==== RECORDS PROVIDED ====

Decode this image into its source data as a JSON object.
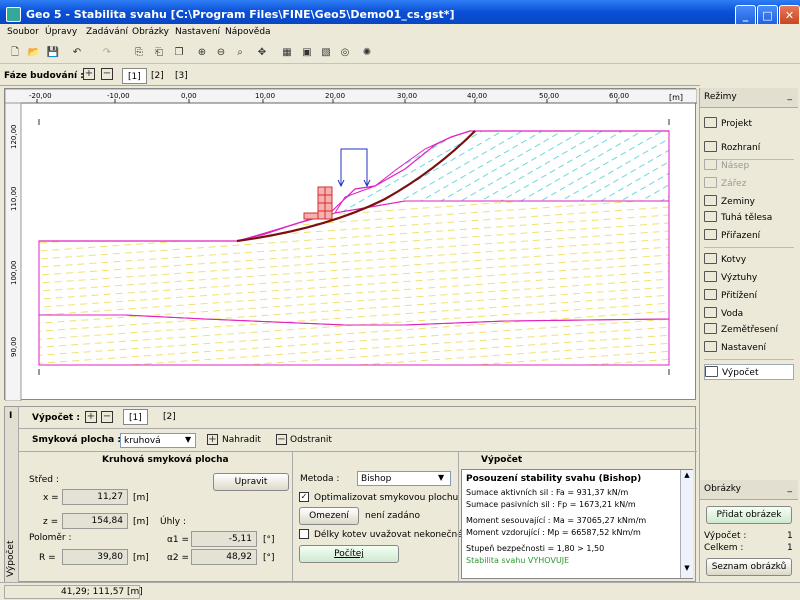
{
  "window": {
    "title": "Geo 5 - Stabilita svahu [C:\\Program Files\\FINE\\Geo5\\Demo01_cs.gst*]"
  },
  "menu": [
    "Soubor",
    "Úpravy",
    "Zadávání",
    "Obrázky",
    "Nastavení",
    "Nápověda"
  ],
  "stages": {
    "label": "Fáze budování :",
    "tabs": [
      "[1]",
      "[2]",
      "[3]"
    ],
    "selected": 0
  },
  "ruler": {
    "x_ticks": [
      "-20,00",
      "-10,00",
      "0,00",
      "10,00",
      "20,00",
      "30,00",
      "40,00",
      "50,00",
      "60,00"
    ],
    "unit": "[m]",
    "y_ticks": [
      "120,00",
      "110,00",
      "100,00",
      "90,00"
    ]
  },
  "bottom": {
    "label": "Výpočet :",
    "tabs": [
      "[1]",
      "[2]"
    ],
    "slip_label": "Smyková plocha :",
    "slip_value": "kruhová",
    "replace_label": "Nahradit",
    "remove_label": "Odstranit",
    "left_title": "Kruhová smyková plocha",
    "edit_button": "Upravit",
    "center_label": "Střed :",
    "x_label": "x =",
    "x_value": "11,27",
    "z_label": "z =",
    "z_value": "154,84",
    "unit_m": "[m]",
    "radius_label": "Poloměr :",
    "r_label": "R =",
    "r_value": "39,80",
    "angles_label": "Úhly :",
    "a1_label": "α1 =",
    "a1_value": "-5,11",
    "a2_label": "α2 =",
    "a2_value": "48,92",
    "unit_deg": "[°]",
    "method_label": "Metoda :",
    "method_value": "Bishop",
    "optimize_label": "Optimalizovat smykovou plochu",
    "limit_button": "Omezení",
    "limit_value": "není zadáno",
    "anchors_label": "Délky kotev uvažovat nekonečné",
    "calc_button": "Počítej",
    "result_title": "Výpočet",
    "results": [
      "Posouzení stability svahu (Bishop)",
      "Sumace aktivních sil :  Fa =     931,37  kN/m",
      "Sumace pasivních sil :  Fp =   1673,21  kN/m",
      "Moment sesouvající :  Ma = 37065,27  kNm/m",
      "Moment vzdorující :    Mp = 66587,52  kNm/m",
      "Stupeň bezpečnosti = 1,80 > 1,50",
      "Stabilita svahu VYHOVUJE"
    ],
    "side_tab": "Výpočet"
  },
  "right": {
    "modes_title": "Režimy",
    "items": [
      {
        "label": "Projekt",
        "enabled": true
      },
      {
        "label": "Rozhraní",
        "enabled": true
      },
      {
        "label": "Násep",
        "enabled": false
      },
      {
        "label": "Zářez",
        "enabled": false
      },
      {
        "label": "Zeminy",
        "enabled": true
      },
      {
        "label": "Tuhá tělesa",
        "enabled": true
      },
      {
        "label": "Přiřazení",
        "enabled": true
      },
      {
        "label": "Kotvy",
        "enabled": true
      },
      {
        "label": "Výztuhy",
        "enabled": true
      },
      {
        "label": "Přitížení",
        "enabled": true
      },
      {
        "label": "Voda",
        "enabled": true
      },
      {
        "label": "Zemětřesení",
        "enabled": true
      },
      {
        "label": "Nastavení",
        "enabled": true
      },
      {
        "label": "Výpočet",
        "enabled": true
      }
    ],
    "images_title": "Obrázky",
    "add_image": "Přidat obrázek",
    "calc_label": "Výpočet :",
    "calc_count": "1",
    "total_label": "Celkem :",
    "total_count": "1",
    "list_images": "Seznam obrázků"
  },
  "status": {
    "coords": "41,29; 111,57 [m]"
  },
  "colors": {
    "accent": "#0a4fd6",
    "ok": "#2a9a2a",
    "boundary": "#e020c0",
    "slip": "#7a1010"
  }
}
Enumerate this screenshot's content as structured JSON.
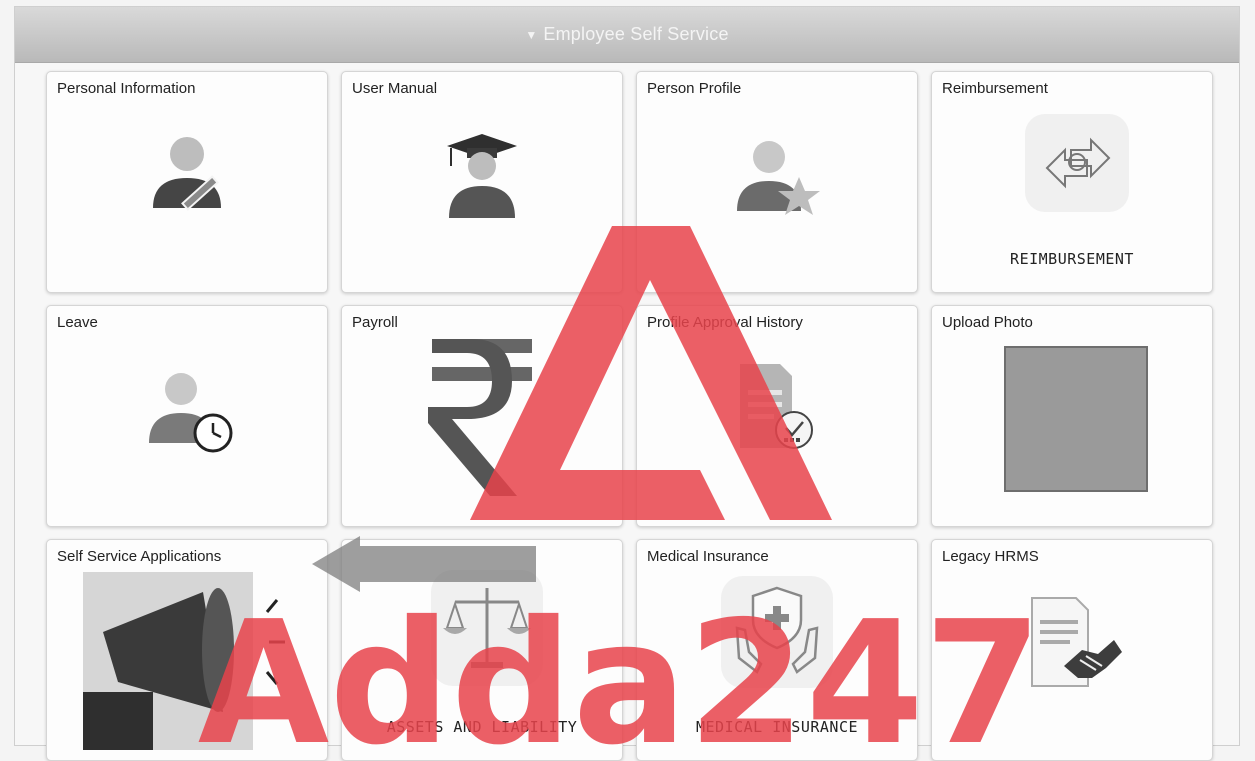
{
  "header": {
    "title": "Employee Self Service",
    "collapse_icon": "triangle-down-icon"
  },
  "tiles": [
    {
      "title": "Personal Information",
      "icon": "person-edit-icon"
    },
    {
      "title": "User Manual",
      "icon": "graduate-icon"
    },
    {
      "title": "Person Profile",
      "icon": "person-star-icon"
    },
    {
      "title": "Reimbursement",
      "icon": "reimbursement-exchange-icon",
      "caption": "REIMBURSEMENT"
    },
    {
      "title": "Leave",
      "icon": "person-clock-icon"
    },
    {
      "title": "Payroll",
      "icon": "rupee-icon"
    },
    {
      "title": "Profile Approval History",
      "icon": "document-check-icon"
    },
    {
      "title": "Upload Photo",
      "icon": "photo-placeholder-icon"
    },
    {
      "title": "Self Service Applications",
      "icon": "megaphone-icon"
    },
    {
      "title": "",
      "icon": "scales-icon",
      "caption": "ASSETS AND LIABILITY"
    },
    {
      "title": "Medical Insurance",
      "icon": "shield-hands-icon",
      "caption": "MEDICAL INSURANCE"
    },
    {
      "title": "Legacy HRMS",
      "icon": "document-handshake-icon"
    }
  ],
  "watermark": {
    "text": "Adda247",
    "color": "#e8434b"
  }
}
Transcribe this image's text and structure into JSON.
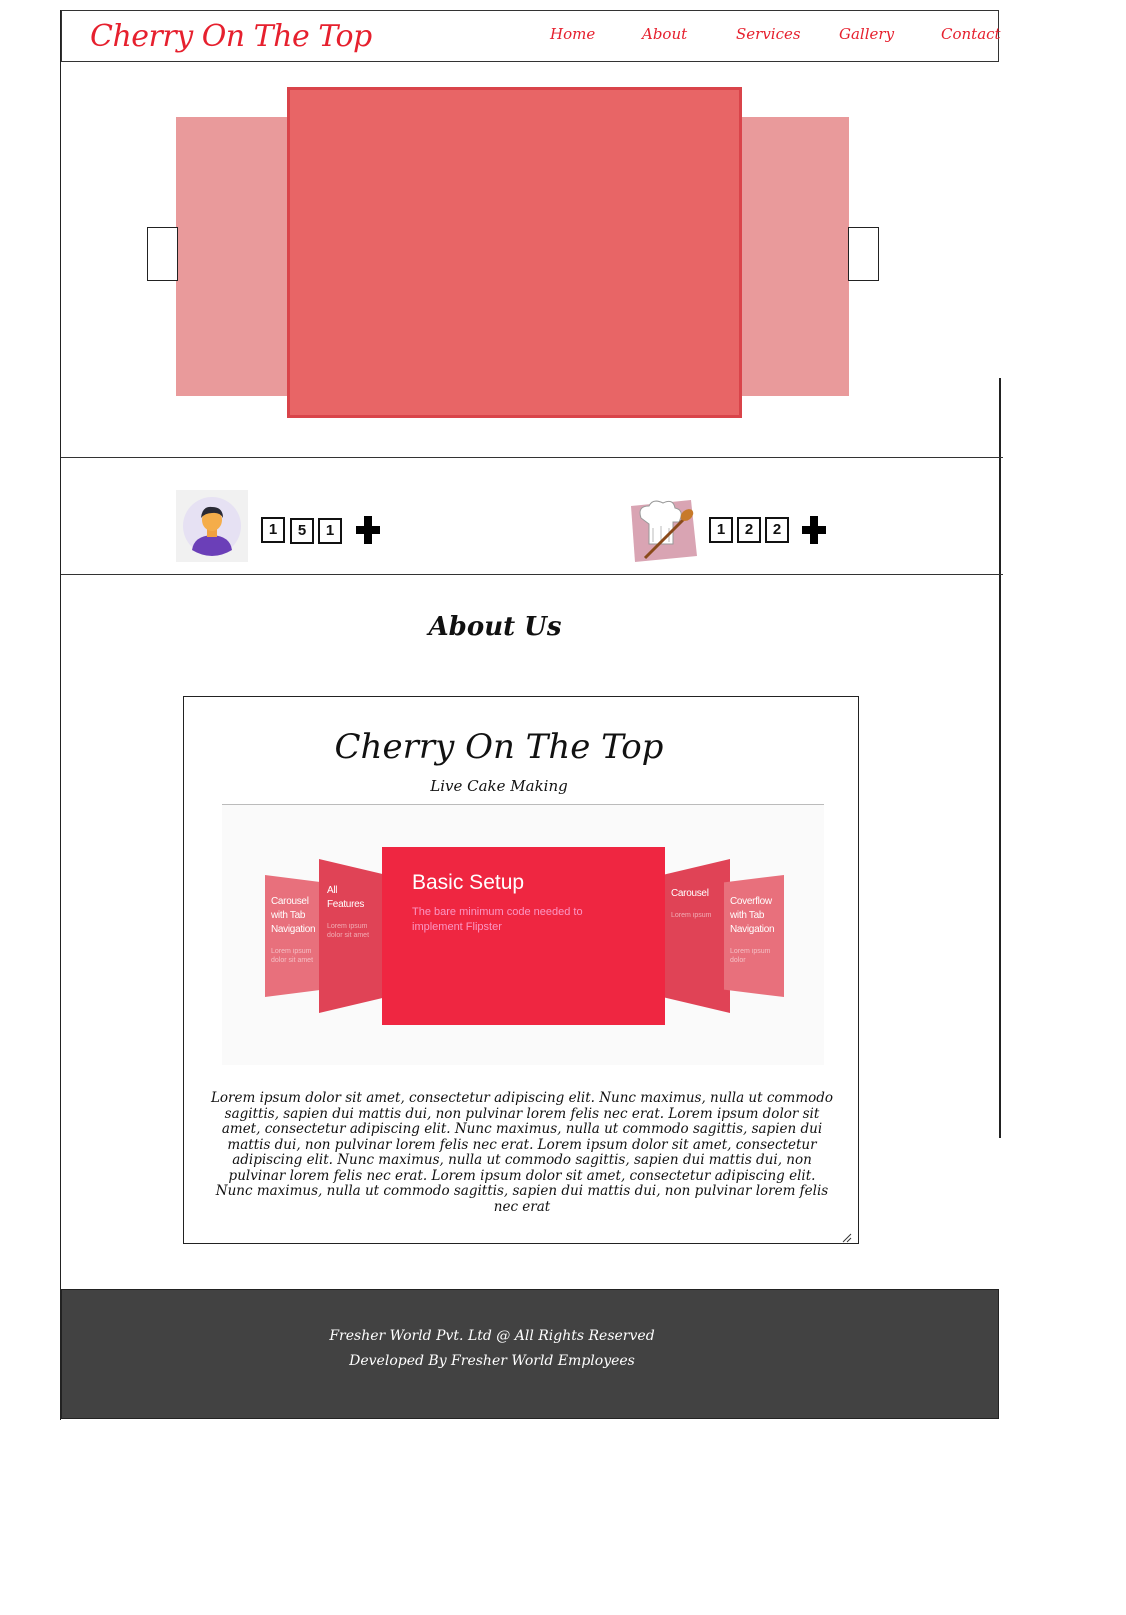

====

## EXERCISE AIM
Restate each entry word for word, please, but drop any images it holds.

## PROBLEM SOLUTION
Decode this image into its source data as a JSON object.
{
  "window": {
    "title": "Geo 5 - Stabilita svahu [C:\\Program Files\\FINE\\Geo5\\Demo01_cs.gst*]"
  },
  "menu": [
    "Soubor",
    "Úpravy",
    "Zadávání",
    "Obrázky",
    "Nastavení",
    "Nápověda"
  ],
  "stages": {
    "label": "Fáze budování :",
    "tabs": [
      "[1]",
      "[2]",
      "[3]"
    ],
    "selected": 0
  },
  "ruler": {
    "x_ticks": [
      "-20,00",
      "-10,00",
      "0,00",
      "10,00",
      "20,00",
      "30,00",
      "40,00",
      "50,00",
      "60,00"
    ],
    "unit": "[m]",
    "y_ticks": [
      "120,00",
      "110,00",
      "100,00",
      "90,00"
    ]
  },
  "bottom": {
    "label": "Výpočet :",
    "tabs": [
      "[1]",
      "[2]"
    ],
    "slip_label": "Smyková plocha :",
    "slip_value": "kruhová",
    "replace_label": "Nahradit",
    "remove_label": "Odstranit",
    "left_title": "Kruhová smyková plocha",
    "edit_button": "Upravit",
    "center_label": "Střed :",
    "x_label": "x =",
    "x_value": "11,27",
    "z_label": "z =",
    "z_value": "154,84",
    "unit_m": "[m]",
    "radius_label": "Poloměr :",
    "r_label": "R =",
    "r_value": "39,80",
    "angles_label": "Úhly :",
    "a1_label": "α1 =",
    "a1_value": "-5,11",
    "a2_label": "α2 =",
    "a2_value": "48,92",
    "unit_deg": "[°]",
    "method_label": "Metoda :",
    "method_value": "Bishop",
    "optimize_label": "Optimalizovat smykovou plochu",
    "limit_button": "Omezení",
    "limit_value": "není zadáno",
    "anchors_label": "Délky kotev uvažovat nekonečné",
    "calc_button": "Počítej",
    "result_title": "Výpočet",
    "results": [
      "Posouzení stability svahu (Bishop)",
      "Sumace aktivních sil :  Fa =     931,37  kN/m",
      "Sumace pasivních sil :  Fp =   1673,21  kN/m",
      "Moment sesouvající :  Ma = 37065,27  kNm/m",
      "Moment vzdorující :    Mp = 66587,52  kNm/m",
      "Stupeň bezpečnosti = 1,80 > 1,50",
      "Stabilita svahu VYHOVUJE"
    ],
    "side_tab": "Výpočet"
  },
  "right": {
    "modes_title": "Režimy",
    "items": [
      {
        "label": "Projekt",
        "enabled": true
      },
      {
        "label": "Rozhraní",
        "enabled": true
      },
      {
        "label": "Násep",
        "enabled": false
      },
      {
        "label": "Zářez",
        "enabled": false
      },
      {
        "label": "Zeminy",
        "enabled": true
      },
      {
        "label": "Tuhá tělesa",
        "enabled": true
      },
      {
        "label": "Přiřazení",
        "enabled": true
      },
      {
        "label": "Kotvy",
        "enabled": true
      },
      {
        "label": "Výztuhy",
        "enabled": true
      },
      {
        "label": "Přitížení",
        "enabled": true
      },
      {
        "label": "Voda",
        "enabled": true
      },
      {
        "label": "Zemětřesení",
        "enabled": true
      },
      {
        "label": "Nastavení",
        "enabled": true
      },
      {
        "label": "Výpočet",
        "enabled": true
      }
    ],
    "images_title": "Obrázky",
    "add_image": "Přidat obrázek",
    "calc_label": "Výpočet :",
    "calc_count": "1",
    "total_label": "Celkem :",
    "total_count": "1",
    "list_images": "Seznam obrázků"
  },
  "status": {
    "coords": "41,29; 111,57 [m]"
  },
  "colors": {
    "accent": "#0a4fd6",
    "ok": "#2a9a2a",
    "boundary": "#e020c0",
    "slip": "#7a1010"
  }
}
Enumerate this screenshot's content as structured JSON.
{
  "header": {
    "title": "Employee Self Service",
    "collapse_icon": "triangle-down-icon"
  },
  "tiles": [
    {
      "title": "Personal Information",
      "icon": "person-edit-icon"
    },
    {
      "title": "User Manual",
      "icon": "graduate-icon"
    },
    {
      "title": "Person Profile",
      "icon": "person-star-icon"
    },
    {
      "title": "Reimbursement",
      "icon": "reimbursement-exchange-icon",
      "caption": "REIMBURSEMENT"
    },
    {
      "title": "Leave",
      "icon": "person-clock-icon"
    },
    {
      "title": "Payroll",
      "icon": "rupee-icon"
    },
    {
      "title": "Profile Approval History",
      "icon": "document-check-icon"
    },
    {
      "title": "Upload Photo",
      "icon": "photo-placeholder-icon"
    },
    {
      "title": "Self Service Applications",
      "icon": "megaphone-icon"
    },
    {
      "title": "",
      "icon": "scales-icon",
      "caption": "ASSETS AND LIABILITY"
    },
    {
      "title": "Medical Insurance",
      "icon": "shield-hands-icon",
      "caption": "MEDICAL INSURANCE"
    },
    {
      "title": "Legacy HRMS",
      "icon": "document-handshake-icon"
    }
  ],
  "watermark": {
    "text": "Adda247",
    "color": "#e8434b"
  }
}
Transcribe this image's text and structure into JSON.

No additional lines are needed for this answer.